(Extracted data Opens)

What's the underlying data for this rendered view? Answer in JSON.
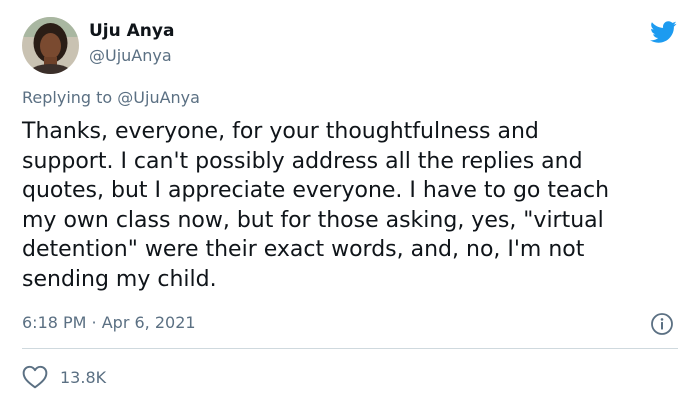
{
  "author": {
    "display_name": "Uju Anya",
    "handle": "@UjuAnya"
  },
  "reply_context": {
    "prefix": "Replying to ",
    "mention": "@UjuAnya"
  },
  "tweet": {
    "text": "Thanks, everyone, for your thoughtfulness and\nsupport. I can't possibly address all the replies and\nquotes, but I appreciate everyone. I have to go teach\nmy own class now, but for those asking, yes, \"virtual\ndetention\" were their exact words, and, no, I'm not\nsending my child.",
    "timestamp": "6:18 PM · Apr 6, 2021"
  },
  "engagement": {
    "likes": "13.8K"
  },
  "icons": {
    "brand": "twitter-bird-icon",
    "info": "info-icon",
    "like": "heart-icon"
  },
  "colors": {
    "brand": "#1d9bf0",
    "text": "#0f1419",
    "muted": "#5b7083",
    "divider": "#cfd9de"
  }
}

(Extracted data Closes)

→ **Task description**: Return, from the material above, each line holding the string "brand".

→ **Result of the task**:
    "brand": "twitter-bird-icon",
    "brand": "#1d9bf0",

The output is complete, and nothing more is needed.